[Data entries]
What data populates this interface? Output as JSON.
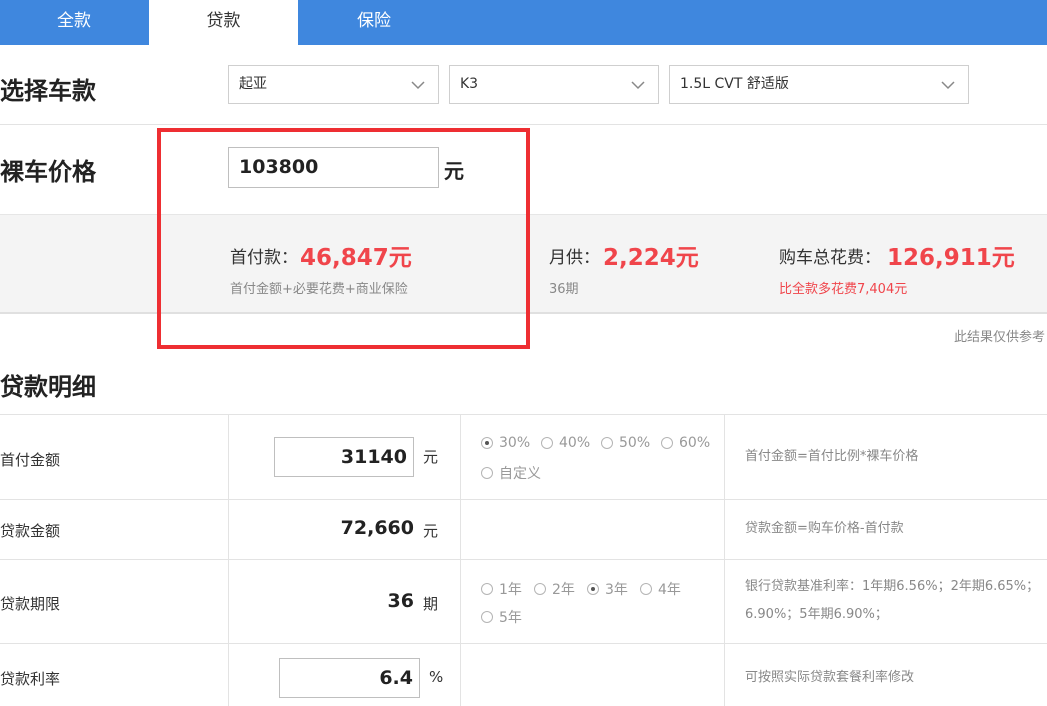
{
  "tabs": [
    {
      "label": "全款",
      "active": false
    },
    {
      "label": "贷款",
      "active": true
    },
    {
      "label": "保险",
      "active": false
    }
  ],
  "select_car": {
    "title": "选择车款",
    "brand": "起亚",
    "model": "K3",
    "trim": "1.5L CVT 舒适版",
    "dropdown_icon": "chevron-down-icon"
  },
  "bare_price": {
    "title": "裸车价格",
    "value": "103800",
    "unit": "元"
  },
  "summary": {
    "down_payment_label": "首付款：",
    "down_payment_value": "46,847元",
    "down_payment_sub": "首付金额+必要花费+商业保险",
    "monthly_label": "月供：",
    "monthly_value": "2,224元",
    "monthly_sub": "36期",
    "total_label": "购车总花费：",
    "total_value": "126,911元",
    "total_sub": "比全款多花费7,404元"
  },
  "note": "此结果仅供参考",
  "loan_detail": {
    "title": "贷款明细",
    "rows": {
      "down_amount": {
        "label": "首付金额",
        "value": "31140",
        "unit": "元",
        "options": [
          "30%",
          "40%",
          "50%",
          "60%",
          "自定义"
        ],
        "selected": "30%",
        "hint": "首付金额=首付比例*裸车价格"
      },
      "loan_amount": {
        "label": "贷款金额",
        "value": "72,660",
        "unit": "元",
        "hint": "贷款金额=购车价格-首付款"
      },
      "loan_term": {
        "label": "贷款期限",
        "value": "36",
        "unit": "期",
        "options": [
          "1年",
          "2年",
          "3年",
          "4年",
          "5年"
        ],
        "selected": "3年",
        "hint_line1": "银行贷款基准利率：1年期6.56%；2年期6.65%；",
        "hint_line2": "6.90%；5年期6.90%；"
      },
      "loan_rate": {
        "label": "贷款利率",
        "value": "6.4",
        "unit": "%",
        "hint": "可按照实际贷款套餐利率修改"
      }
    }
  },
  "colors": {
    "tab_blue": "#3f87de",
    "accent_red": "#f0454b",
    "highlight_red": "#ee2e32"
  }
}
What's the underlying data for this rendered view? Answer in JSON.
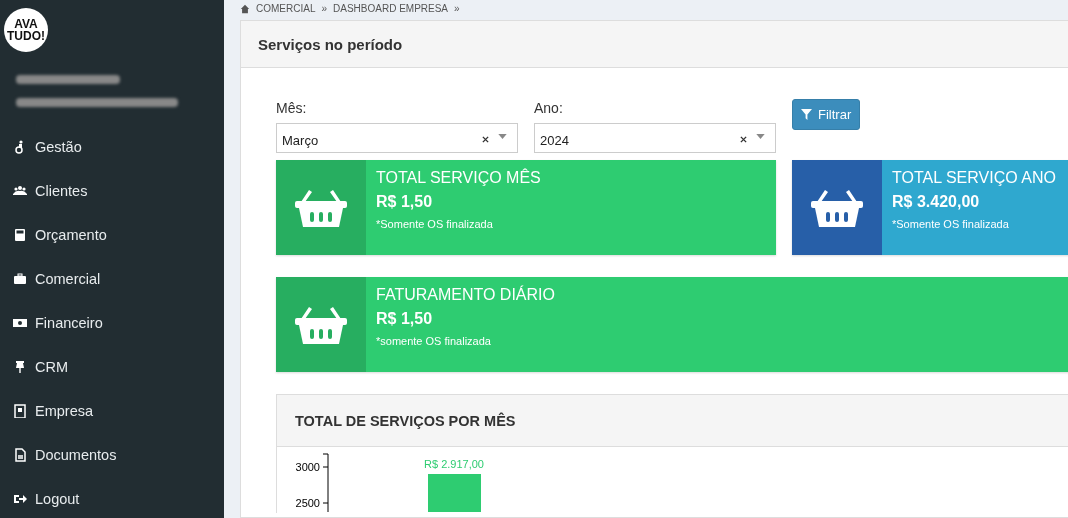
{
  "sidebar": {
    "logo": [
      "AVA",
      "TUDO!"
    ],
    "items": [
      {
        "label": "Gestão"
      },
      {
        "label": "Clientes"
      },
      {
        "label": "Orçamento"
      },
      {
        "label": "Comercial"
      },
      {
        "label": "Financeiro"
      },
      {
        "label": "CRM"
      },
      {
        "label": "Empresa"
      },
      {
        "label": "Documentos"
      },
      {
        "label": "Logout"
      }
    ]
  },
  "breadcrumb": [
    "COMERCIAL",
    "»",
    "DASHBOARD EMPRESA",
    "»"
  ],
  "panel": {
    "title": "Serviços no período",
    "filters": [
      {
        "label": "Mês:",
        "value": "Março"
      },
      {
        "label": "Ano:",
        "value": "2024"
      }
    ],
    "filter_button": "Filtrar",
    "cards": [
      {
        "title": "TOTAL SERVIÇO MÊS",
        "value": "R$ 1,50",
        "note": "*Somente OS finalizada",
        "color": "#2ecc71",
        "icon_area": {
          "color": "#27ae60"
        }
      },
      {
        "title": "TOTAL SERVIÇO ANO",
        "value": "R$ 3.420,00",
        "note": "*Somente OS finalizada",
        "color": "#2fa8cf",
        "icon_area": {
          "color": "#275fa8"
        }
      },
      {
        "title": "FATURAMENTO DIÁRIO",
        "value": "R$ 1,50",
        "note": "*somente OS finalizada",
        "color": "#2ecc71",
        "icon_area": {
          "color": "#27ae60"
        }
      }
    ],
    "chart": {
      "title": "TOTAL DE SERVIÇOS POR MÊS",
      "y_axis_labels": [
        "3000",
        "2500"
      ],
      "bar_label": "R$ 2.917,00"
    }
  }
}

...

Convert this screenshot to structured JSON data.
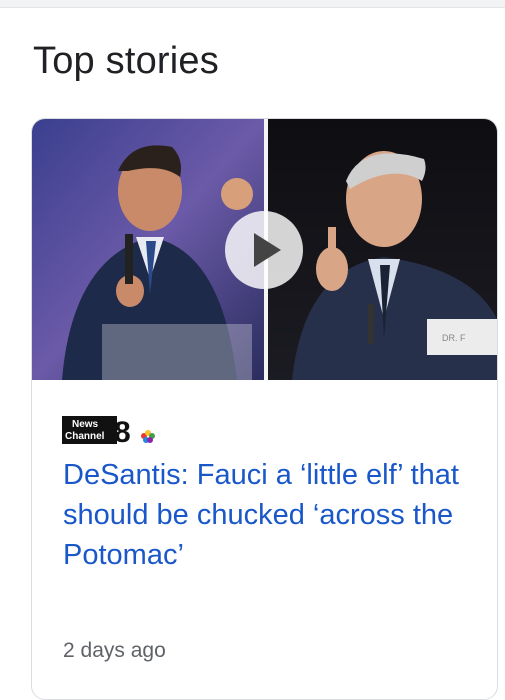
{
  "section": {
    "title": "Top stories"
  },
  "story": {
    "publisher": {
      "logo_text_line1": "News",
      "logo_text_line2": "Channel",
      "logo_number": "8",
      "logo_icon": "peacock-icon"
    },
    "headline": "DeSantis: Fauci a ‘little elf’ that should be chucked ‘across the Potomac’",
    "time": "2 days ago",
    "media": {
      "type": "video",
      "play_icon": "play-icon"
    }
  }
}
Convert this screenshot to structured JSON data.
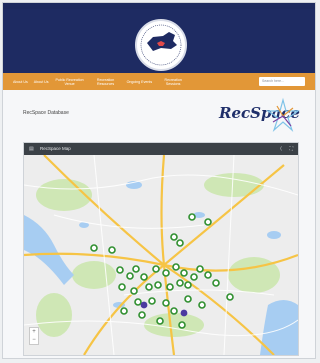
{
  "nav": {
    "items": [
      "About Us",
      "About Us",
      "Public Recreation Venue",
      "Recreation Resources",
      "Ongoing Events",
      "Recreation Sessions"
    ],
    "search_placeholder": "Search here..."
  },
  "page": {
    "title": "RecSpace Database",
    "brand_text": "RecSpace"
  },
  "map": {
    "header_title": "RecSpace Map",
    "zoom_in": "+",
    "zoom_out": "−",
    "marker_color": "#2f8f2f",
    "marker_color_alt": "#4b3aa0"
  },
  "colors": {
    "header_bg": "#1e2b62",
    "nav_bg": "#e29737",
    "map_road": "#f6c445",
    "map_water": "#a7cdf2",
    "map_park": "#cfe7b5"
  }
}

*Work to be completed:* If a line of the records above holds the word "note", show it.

*Task answer:*
  "note": "此结果仅供参考",
        "note": "*Somente OS finalizada",
        "note": "*Somente OS finalizada",
        "note": "*somente OS finalizada",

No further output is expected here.